     Smart, John Nesbitt, Alex Dewar, John Dewar, Manny Nowlan, David Ferguson.

One of the annual musters of these militia units of long ago is vividly pictured in an 1841 letter from “A Militia Man” of Carleton Place, published in the Bathurst Courier at Perth:

“Beckwith, Friday June 4, 1841. 

Sir —- I send you for publication a statement of the proceedings at Carleton Place today.

Col. The Hon. H. Graham, commanding the 3rd Regiment of Lanark Militia, in common with all other Colonels of Militia, received some time last winter a Militia General Order directing him to form two flank companies in his regiment, and that those companies should be formed of volunteers if possible, but that if such could not be obtained the number should be drafted.

As the Regiment was deficient in officers and the promotions recommended had not been Gazetted, the above order had not been complied with up to this date.  However this being the day appointed by law for a general muster of the Milita, Co. Graham, to give as little trouble as possible to the farmers at this busy season, determined to call for volunteers for the flank companies on the present occasion.

Never having attended a militia training before, I felt some curiosity to meet my Brother Soldiers.  At an early hour this morning I was awakened by the sound of a Pibroch.  In an instant I was out of bed and from the window perceived a body of most respectable looking young men marching into the village to the tune of ‘Patrick’s Day’, played by one of Scotia’s sons in Scotia’s garb on Scotia’s national instrument.  Until about 11 o’clock the men were arriving in parties equestrian and pedestrian.

At this hour the Companies were ordered to ‘Fall In’, and soon after we were all on the parade ground in open column.  Then the Major, Alexander Frazer, formerly of the 49th, the Green Tigers, General Brock’s regiment – made his appearance in uniform, mounted on a white charger.  Having inspected the companies and formed us into close column, he addressed the Regiment in a short but pithy speech, stating the object for which the flank companies were to be formed and his hope that there would be sufficient volunteers and that it would be unnecessary to have to resource to drafting.

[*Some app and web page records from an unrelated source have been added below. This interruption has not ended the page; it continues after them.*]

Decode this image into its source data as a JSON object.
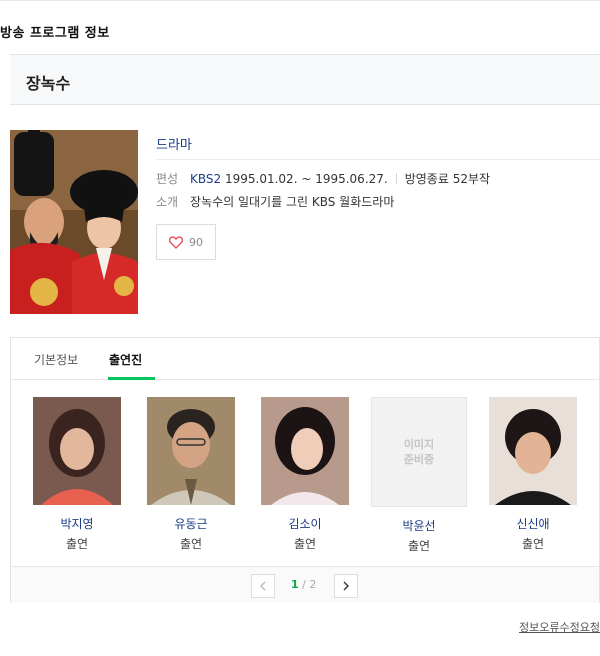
{
  "section_title": "방송 프로그램 정보",
  "program": {
    "title": "장녹수",
    "genre": "드라마",
    "broadcast_label": "편성",
    "channel": "KBS2",
    "dates": "1995.01.02. ~ 1995.06.27.",
    "status": "방영종료 52부작",
    "intro_label": "소개",
    "intro": "장녹수의 일대기를 그린 KBS 월화드라마",
    "likes": "90"
  },
  "tabs": [
    {
      "label": "기본정보",
      "active": false
    },
    {
      "label": "출연진",
      "active": true
    }
  ],
  "cast": [
    {
      "name": "박지영",
      "role": "출연"
    },
    {
      "name": "유동근",
      "role": "출연"
    },
    {
      "name": "김소이",
      "role": "출연"
    },
    {
      "name": "박윤선",
      "role": "출연",
      "placeholder": "이미지\n준비중"
    },
    {
      "name": "신신애",
      "role": "출연"
    }
  ],
  "pager": {
    "current": "1",
    "separator": "/",
    "total": "2"
  },
  "report_link": "정보오류수정요청",
  "colors": {
    "accent": "#03c75a",
    "link": "#1b3c84"
  }
}
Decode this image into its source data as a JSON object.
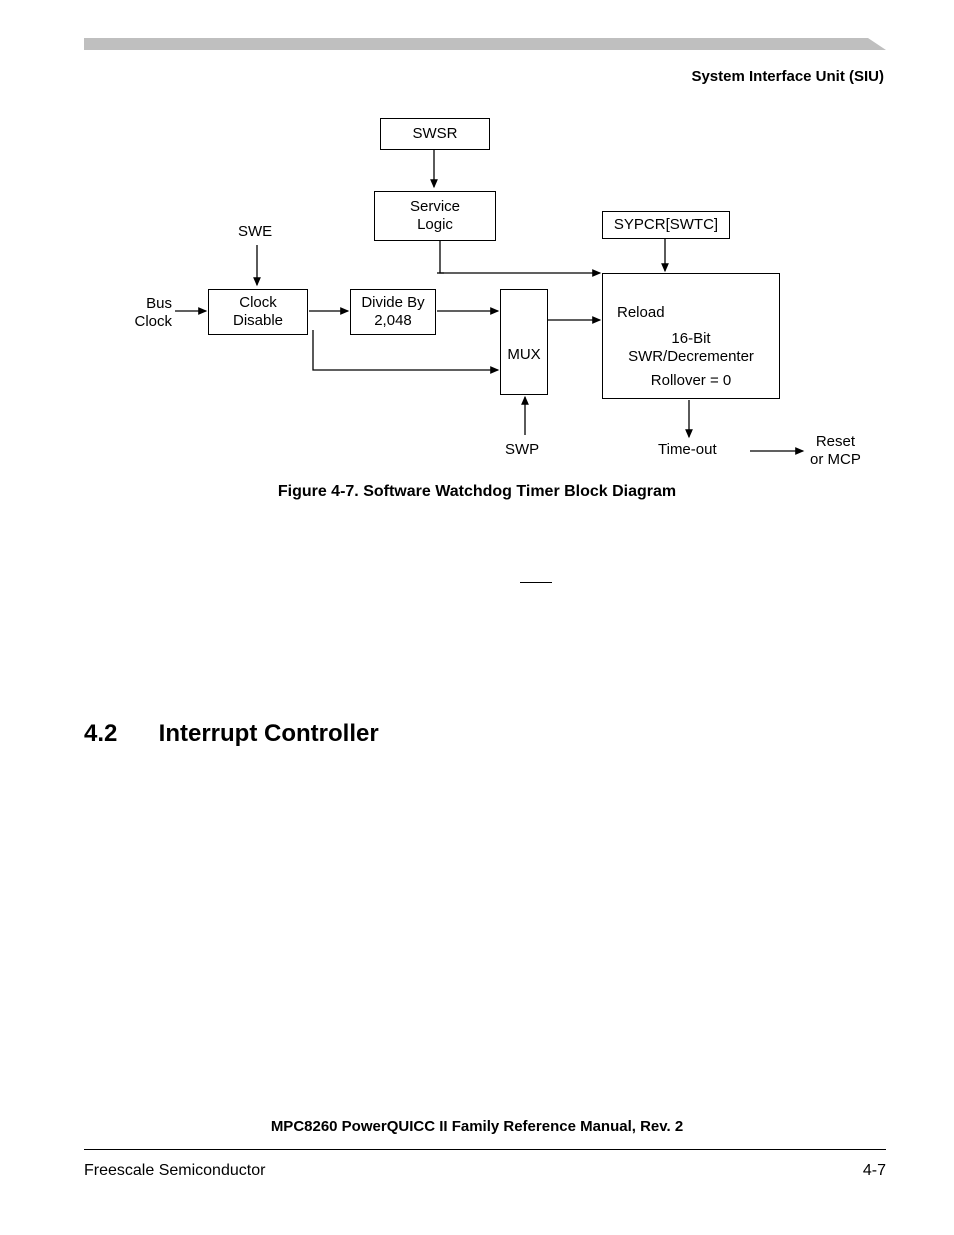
{
  "header": {
    "right": "System Interface Unit (SIU)"
  },
  "diagram": {
    "swsr": "SWSR",
    "service_logic": "Service\nLogic",
    "swe": "SWE",
    "bus_clock": "Bus\nClock",
    "clock_disable": "Clock\nDisable",
    "divide": "Divide By\n2,048",
    "mux": "MUX",
    "sypcr": "SYPCR[SWTC]",
    "reload": "Reload",
    "bit16": "16-Bit\nSWR/Decrementer",
    "rollover": "Rollover = 0",
    "swp": "SWP",
    "timeout": "Time-out",
    "reset": "Reset\nor MCP"
  },
  "figure_caption": "Figure 4-7. Software Watchdog Timer Block Diagram",
  "section": {
    "num": "4.2",
    "title": "Interrupt Controller"
  },
  "footer": {
    "title": "MPC8260 PowerQUICC II Family Reference Manual, Rev. 2",
    "left": "Freescale Semiconductor",
    "right": "4-7"
  }
}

This was received with enthusiasm, and ‘I’ll volunteer’ was responded from all directions.  We were again formed into open columns, wheeled into line, the ranks opened, and three deafening cheers for Her Majesty made the forests re-echo to the joyful chorus.  Immediately after, the Captains of the respective companies enrolled the names of the volunteers.  To the honor of the Regiment be it spoken, the flank companies were soon filled up, the full number having volunteered with the exception of some fifteen or twenty.  Had the officers recommended by the Colonel last fall been Gazetted I firmly believe there would have been more volunteers than required.

The 3rd Battalion of Lanark Militia is formed of the yeomen of the townships of Beckwith and Ramsay, the sons of English, Scotch and Irish emigrants.  Four-fifths of the regiment are under forty years of age, and a finer or more orderly set of young men I never saw in a body.”

Victoria Proclaimed Queen

The Queen cheered at Carleton Place in 1841, like her successor here in the Royal Visit of 1957, was a young monarch and in the early years of her reign.  Four years earlier on the death of William IV proclamations of her accession to the throne had been made throughout British lands.  The proclamation for the judicial district of Lanark, Renfrew and Carleton counties, made at Perth, was concisely described in a Bathurst Courier report:

“On Saturday last Queen Alexandrina Victoria was proclaimed here by the Deputy Sheriff, in the absence of the Sheriff.  The ceremony was but meagerly attended in consequence, we suppose, of the short space of time which intervened between the notice and the day selected for proclaiming.

The order in which the procession moved was as follows – The Deputy Sheriff on horseback, the Clergy, Members of the Medical Profession, Members of the Bar, Officers of Militia, Clerk of the Peace, and the Magistrates, with the Perth Volunteer Artillery in the rear, in uniform.

When Her Majesty had been proclaimed in four different parts of the Town, the Artillery fired a Royal salute of twenty-three guns from the island to conclude young Queen by those assembled, and then they dispersed.”